I have taken more red eye flights than I ever imagined I would. But because of that I have some hard earned red eye flight tips, and I’ve learned how to sleep on a red eye flight.
If you had asked me 3.5 years ago whether I would ever willingly take a red eye flight, I would’ve said no — absolutely, definitely no. But I didn’t yet live in Alaska, where most flights to the lower 48 leave over night. On the one hand, I get to live an outdoor-focused life on the Last Frontier. On the other hand, the tradeoff is that I have to travel to the lower-48 more than I’d like.
In the last seven months I’ve taken nine long red eye flights. You could say I’ve gotten used to them. And part of that was discovering red eye flight tips to make it just a little easier. And, since I highly value sleeping, learning how to sleep on a red eye was an even bigger deal.
Sleeping on a plane is in no way, shape or form comfortable. But there are ways to make it better and to help you be at least a little functional. Here are my favorites.
But first, before anything else: consider how you sleep best and book your seat accordingly. I sleep on my left side, so I always fly in the window seat on the left side of the plane so I lean on it.
Red Eye Flight Tips: How to Sleep on a Red Eye Flight
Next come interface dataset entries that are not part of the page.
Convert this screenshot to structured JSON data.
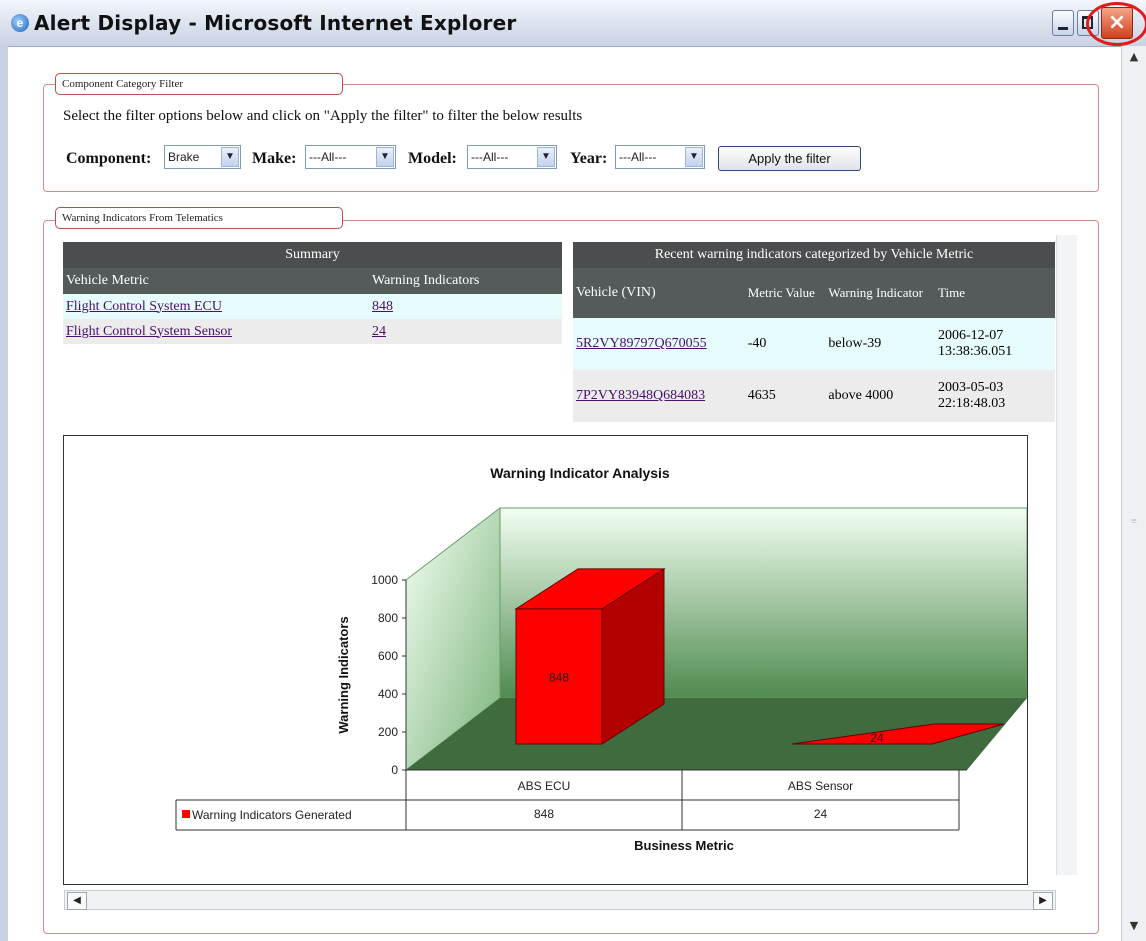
{
  "window": {
    "title": "Alert Display - Microsoft Internet Explorer"
  },
  "filter": {
    "legend": "Component Category Filter",
    "instruction": "Select the filter options below and click on \"Apply the filter\" to filter the below results",
    "component_label": "Component:",
    "component_value": "Brake",
    "make_label": "Make:",
    "make_value": "---All---",
    "model_label": "Model:",
    "model_value": "---All---",
    "year_label": "Year:",
    "year_value": "---All---",
    "apply_label": "Apply the filter"
  },
  "telematics": {
    "legend": "Warning Indicators From Telematics",
    "summary": {
      "title": "Summary",
      "columns": [
        "Vehicle Metric",
        "Warning Indicators"
      ],
      "rows": [
        {
          "metric": "Flight Control System ECU",
          "count": "848"
        },
        {
          "metric": "Flight Control System Sensor",
          "count": "24"
        }
      ]
    },
    "recent": {
      "title": "Recent warning indicators categorized by Vehicle Metric",
      "columns": [
        "Vehicle (VIN)",
        "Metric Value",
        "Warning Indicator",
        "Time"
      ],
      "rows": [
        {
          "vin": "5R2VY89797Q670055",
          "value": "-40",
          "indicator": "below-39",
          "time": "2006-12-07 13:38:36.051"
        },
        {
          "vin": "7P2VY83948Q684083",
          "value": "4635",
          "indicator": "above 4000",
          "time": "2003-05-03 22:18:48.03"
        }
      ]
    }
  },
  "chart_data": {
    "type": "bar",
    "title": "Warning Indicator Analysis",
    "xlabel": "Business Metric",
    "ylabel": "Warning Indicators",
    "categories": [
      "ABS ECU",
      "ABS Sensor"
    ],
    "series": [
      {
        "name": "Warning Indicators Generated",
        "values": [
          848,
          24
        ]
      }
    ],
    "ylim": [
      0,
      1000
    ],
    "yticks": [
      0,
      200,
      400,
      600,
      800,
      1000
    ],
    "colors": {
      "bar": "#ff0000",
      "bar_side": "#b30000",
      "wall": "#d6f5d6",
      "floor": "#3f6b3f"
    }
  }
}
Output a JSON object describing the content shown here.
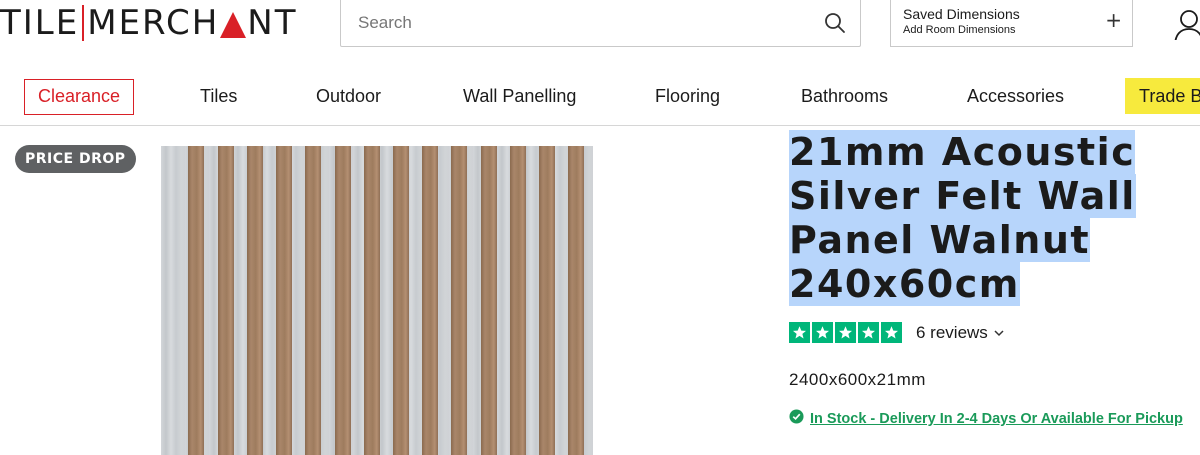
{
  "header": {
    "logo_left": "TILE",
    "logo_mid": "MERCH",
    "logo_a": "A",
    "logo_right": "NT",
    "search_placeholder": "Search",
    "saved_title": "Saved Dimensions",
    "saved_subtitle": "Add Room Dimensions",
    "saved_plus": "+"
  },
  "nav": {
    "items": [
      "Clearance",
      "Tiles",
      "Outdoor",
      "Wall Panelling",
      "Flooring",
      "Bathrooms",
      "Accessories",
      "Trade B"
    ]
  },
  "product": {
    "badge": "PRICE DROP",
    "title_lines": [
      "21mm Acoustic",
      "Silver Felt Wall",
      "Panel Walnut",
      "240x60cm"
    ],
    "rating_stars": 5,
    "reviews": "6 reviews",
    "dimensions": "2400x600x21mm",
    "stock": "In Stock - Delivery In 2-4 Days Or Available For Pickup"
  },
  "colors": {
    "brand_red": "#d92027",
    "trade_yellow": "#f7ea3d",
    "trustpilot_green": "#00b67a",
    "stock_green": "#1a9a59",
    "selection_blue": "#b7d5fb"
  },
  "icons": [
    "search-icon",
    "plus-icon",
    "user-icon",
    "star-icon",
    "chevron-down-icon",
    "check-circle-icon"
  ]
}
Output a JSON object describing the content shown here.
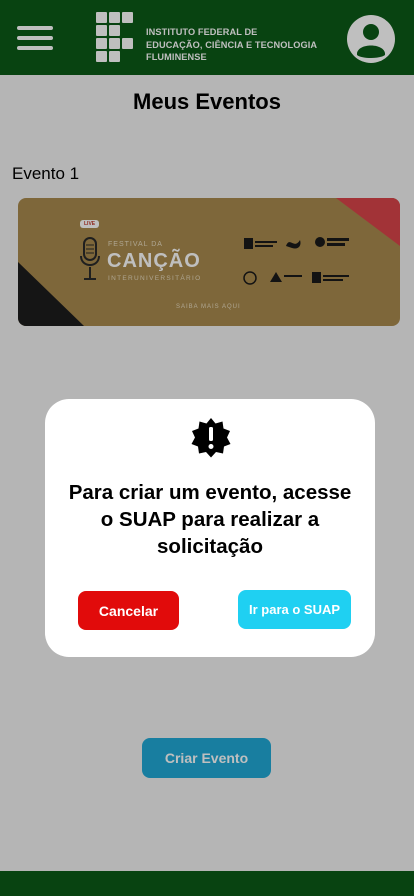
{
  "header": {
    "logo_line1": "INSTITUTO FEDERAL DE",
    "logo_line2": "EDUCAÇÃO, CIÊNCIA E TECNOLOGIA",
    "logo_line3": "FLUMINENSE",
    "menu_icon": "hamburger-menu-icon",
    "account_icon": "account-circle-icon"
  },
  "main": {
    "title": "Meus Eventos",
    "events": [
      {
        "label": "Evento 1",
        "banner": {
          "live": "LIVE",
          "festival": "FESTIVAL DA",
          "name": "CANÇÃO",
          "subtitle": "INTERUNIVERSITÁRIO",
          "cta": "SAIBA MAIS AQUI"
        }
      }
    ],
    "create_button": "Criar Evento"
  },
  "modal": {
    "icon": "alert-badge-icon",
    "message": "Para criar um evento, acesse o SUAP para realizar a solicitação",
    "cancel_label": "Cancelar",
    "confirm_label": "Ir para o SUAP"
  },
  "colors": {
    "header_green": "#0b5a17",
    "cancel_red": "#e10b0b",
    "suap_cyan": "#1fd0f2",
    "create_blue": "#20a9d6"
  }
}
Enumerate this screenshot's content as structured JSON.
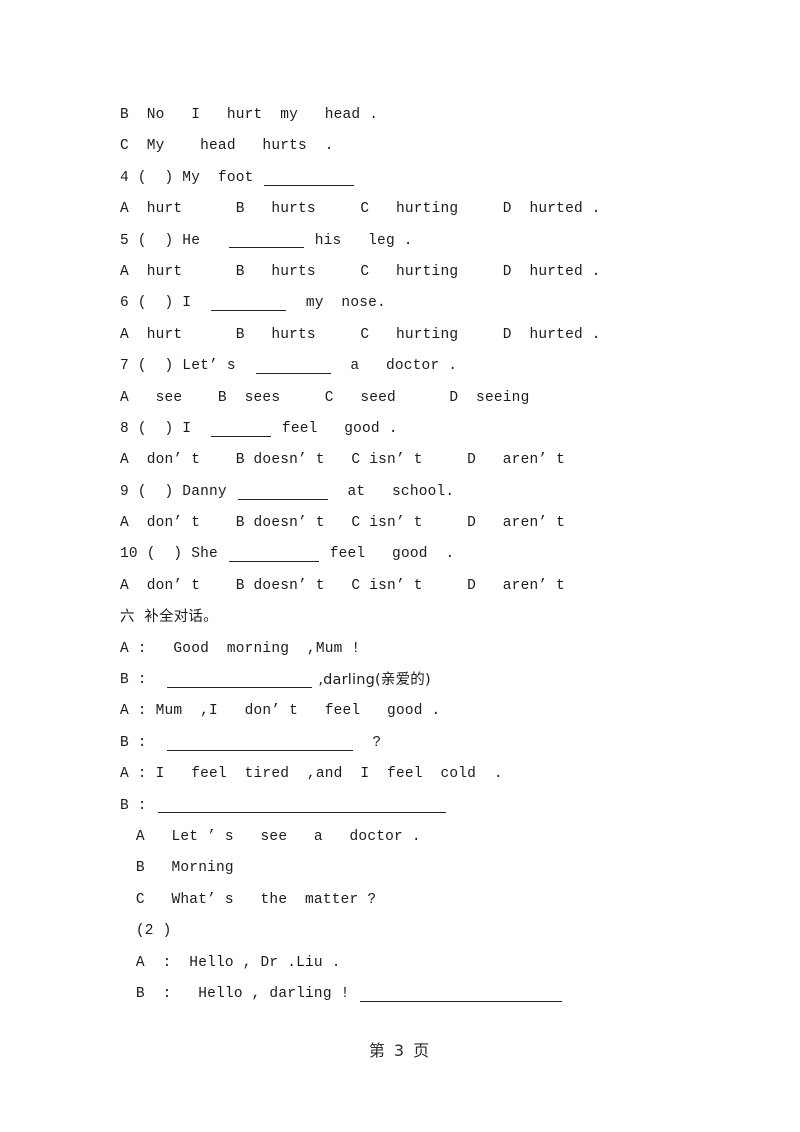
{
  "document": {
    "page_footer": "第 3 页",
    "lines": [
      {
        "id": "l1",
        "text": "B  No   I   hurt  my   head ."
      },
      {
        "id": "l2",
        "text": "C  My    head   hurts  ."
      },
      {
        "id": "l3",
        "pre": "4 (  ) My  foot ",
        "blank": "blank-lg",
        "post": ""
      },
      {
        "id": "l4",
        "text": "A  hurt      B   hurts     C   hurting     D  hurted ."
      },
      {
        "id": "l5",
        "pre": "5 (  ) He   ",
        "blank": "blank-md",
        "post": " his   leg ."
      },
      {
        "id": "l6",
        "text": "A  hurt      B   hurts     C   hurting     D  hurted ."
      },
      {
        "id": "l7",
        "pre": "6 (  ) I  ",
        "blank": "blank-md",
        "post": "  my  nose."
      },
      {
        "id": "l8",
        "text": "A  hurt      B   hurts     C   hurting     D  hurted ."
      },
      {
        "id": "l9",
        "pre": "7 (  ) Let’ s  ",
        "blank": "blank-md",
        "post": "  a   doctor ."
      },
      {
        "id": "l10",
        "text": "A   see    B  sees     C   seed      D  seeing"
      },
      {
        "id": "l11",
        "pre": "8 (  ) I  ",
        "blank": "blank-sm",
        "post": " feel   good ."
      },
      {
        "id": "l12",
        "text": "A  don’ t    B doesn’ t   C isn’ t     D   aren’ t"
      },
      {
        "id": "l13",
        "pre": "9 (  ) Danny ",
        "blank": "blank-lg",
        "post": "  at   school."
      },
      {
        "id": "l14",
        "text": "A  don’ t    B doesn’ t   C isn’ t     D   aren’ t"
      },
      {
        "id": "l15",
        "pre": "10 (  ) She ",
        "blank": "blank-lg",
        "post": " feel   good  ."
      },
      {
        "id": "l16",
        "text": "A  don’ t    B doesn’ t   C isn’ t     D   aren’ t"
      },
      {
        "id": "l17",
        "cn": true,
        "text": "六  补全对话。"
      },
      {
        "id": "l18",
        "text": "A :   Good  morning  ,Mum !"
      },
      {
        "id": "l19",
        "pre": "B :  ",
        "blank": "blank-dlg1",
        "post": " ,darling(亲爱的)",
        "cn_post": true
      },
      {
        "id": "l20",
        "text": "A : Mum  ,I   don’ t   feel   good ."
      },
      {
        "id": "l21",
        "pre": "B :  ",
        "blank": "blank-dlg2",
        "post": "  ?"
      },
      {
        "id": "l22",
        "text": "A : I   feel  tired  ,and  I  feel  cold  ."
      },
      {
        "id": "l23",
        "pre": "B : ",
        "blank": "blank-dlg3",
        "post": ""
      },
      {
        "id": "l24",
        "indent": 1,
        "text": " A   Let ’ s   see   a   doctor ."
      },
      {
        "id": "l25",
        "indent": 1,
        "text": " B   Morning"
      },
      {
        "id": "l26",
        "indent": 1,
        "text": " C   What’ s   the  matter ?"
      },
      {
        "id": "l27",
        "indent": 1,
        "text": " (2 )"
      },
      {
        "id": "l28",
        "indent": 1,
        "text": " A  :  Hello , Dr .Liu ."
      },
      {
        "id": "l29",
        "indent": 1,
        "pre": " B  :   Hello , darling ! ",
        "blank": "blank-dlg4",
        "post": ""
      }
    ]
  }
}
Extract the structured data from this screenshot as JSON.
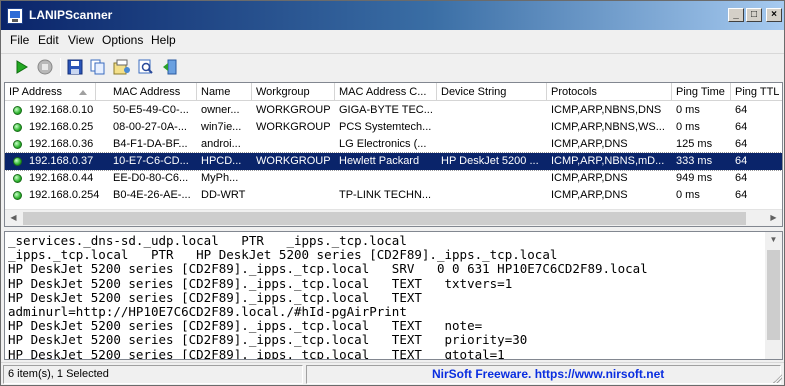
{
  "window": {
    "title": "LANIPScanner"
  },
  "menu": {
    "items": [
      "File",
      "Edit",
      "View",
      "Options",
      "Help"
    ]
  },
  "toolbar": {
    "icons": [
      "play-icon",
      "stop-icon",
      "save-icon",
      "copy-icon",
      "properties-icon",
      "find-icon",
      "exit-icon"
    ]
  },
  "table": {
    "columns": [
      "IP Address",
      "MAC Address",
      "Name",
      "Workgroup",
      "MAC Address C...",
      "Device String",
      "Protocols",
      "Ping Time",
      "Ping TTL"
    ],
    "sort_column": "IP Address",
    "rows": [
      [
        "192.168.0.10",
        "50-E5-49-C0-...",
        "owner...",
        "WORKGROUP",
        "GIGA-BYTE TEC...",
        "",
        "ICMP,ARP,NBNS,DNS",
        "0 ms",
        "64"
      ],
      [
        "192.168.0.25",
        "08-00-27-0A-...",
        "win7ie...",
        "WORKGROUP",
        "PCS Systemtech...",
        "",
        "ICMP,ARP,NBNS,WS...",
        "0 ms",
        "64"
      ],
      [
        "192.168.0.36",
        "B4-F1-DA-BF...",
        "androi...",
        "",
        "LG Electronics (...",
        "",
        "ICMP,ARP,DNS",
        "125 ms",
        "64"
      ],
      [
        "192.168.0.37",
        "10-E7-C6-CD...",
        "HPCD...",
        "WORKGROUP",
        "Hewlett Packard",
        "HP DeskJet 5200 ...",
        "ICMP,ARP,NBNS,mD...",
        "333 ms",
        "64"
      ],
      [
        "192.168.0.44",
        "EE-D0-80-C6...",
        "MyPh...",
        "",
        "",
        "",
        "ICMP,ARP,DNS",
        "949 ms",
        "64"
      ],
      [
        "192.168.0.254",
        "B0-4E-26-AE-...",
        "DD-WRT",
        "",
        "TP-LINK TECHN...",
        "",
        "ICMP,ARP,DNS",
        "0 ms",
        "64"
      ]
    ],
    "selected_index": 3
  },
  "details": {
    "lines": [
      "_services._dns-sd._udp.local   PTR   _ipps._tcp.local",
      "_ipps._tcp.local   PTR   HP DeskJet 5200 series [CD2F89]._ipps._tcp.local",
      "HP DeskJet 5200 series [CD2F89]._ipps._tcp.local   SRV   0 0 631 HP10E7C6CD2F89.local",
      "HP DeskJet 5200 series [CD2F89]._ipps._tcp.local   TEXT   txtvers=1",
      "HP DeskJet 5200 series [CD2F89]._ipps._tcp.local   TEXT",
      "adminurl=http://HP10E7C6CD2F89.local./#hId-pgAirPrint",
      "HP DeskJet 5200 series [CD2F89]._ipps._tcp.local   TEXT   note=",
      "HP DeskJet 5200 series [CD2F89]._ipps._tcp.local   TEXT   priority=30",
      "HP DeskJet 5200 series [CD2F89]._ipps._tcp.local   TEXT   qtotal=1"
    ]
  },
  "statusbar": {
    "count": "6 item(s), 1 Selected",
    "link": "NirSoft Freeware. https://www.nirsoft.net"
  },
  "colors": {
    "selection": "#0a246a",
    "link": "#0a2ee0",
    "status_ok": "#2fb52f"
  }
}
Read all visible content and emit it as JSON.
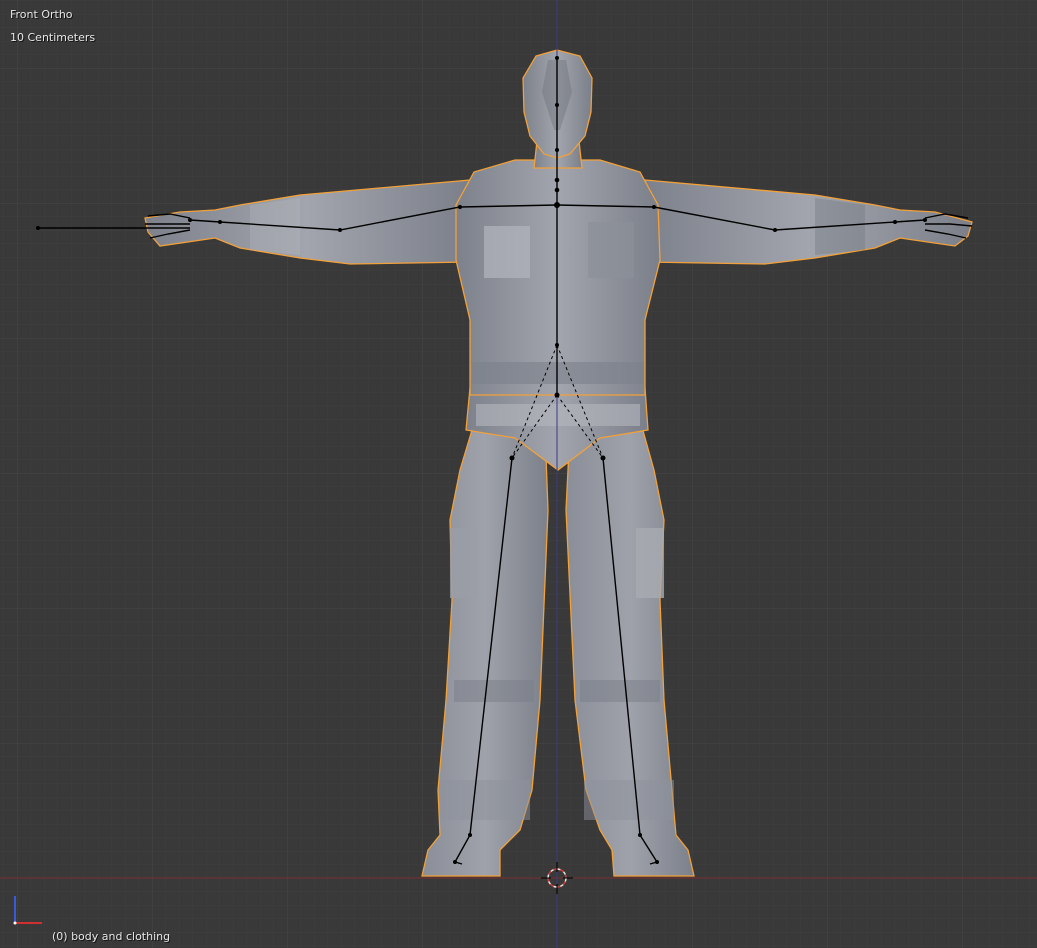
{
  "viewport": {
    "view_name": "Front Ortho",
    "grid_scale": "10 Centimeters",
    "object_info": "(0) body and clothing"
  },
  "icons": [
    "axis-gizmo-icon",
    "3d-cursor-icon"
  ],
  "colors": {
    "background": "#393939",
    "grid_minor": "#404040",
    "grid_major": "#464646",
    "x_axis": "#7a2e2e",
    "z_axis": "#3a3a86",
    "mesh": "#8e929c",
    "selection_outline": "#f2a13a",
    "bones": "#000000"
  }
}
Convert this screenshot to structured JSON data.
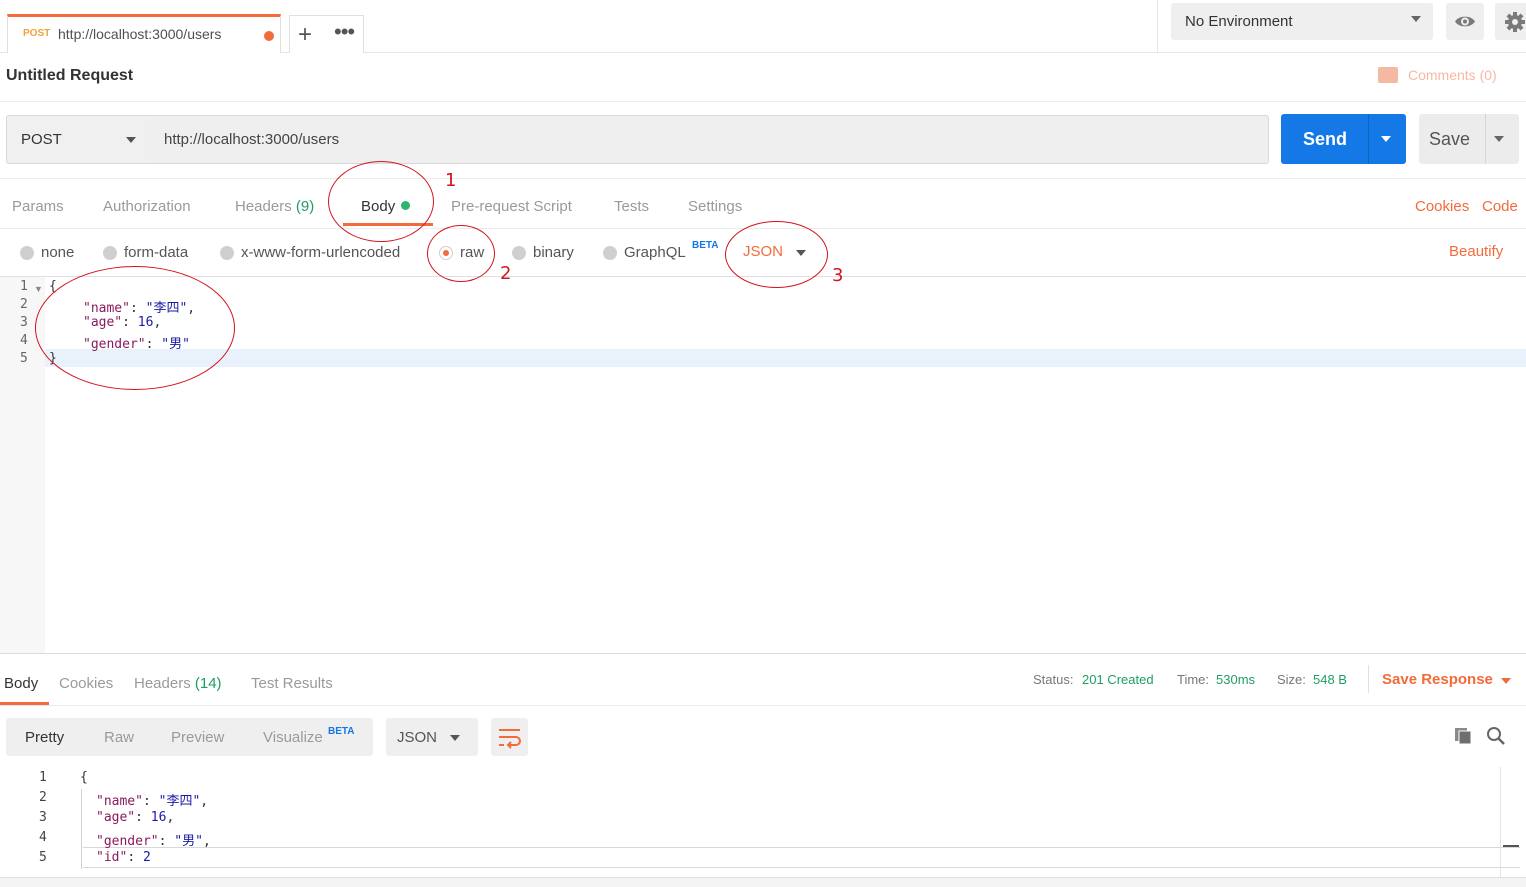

A good neck pillow. You’re going to spend more on this than seems reasonable, but it is by far the most important thing you’ll buy. You want something that’s packable and portable, but supportive. After much experimentation, and considering that I’m a window seat sleeper, I’ve picked the J-Pillow as my favorite neck pillow. It looks weird, but it’s definitely the most comfortable for overnight flights and it’s become key.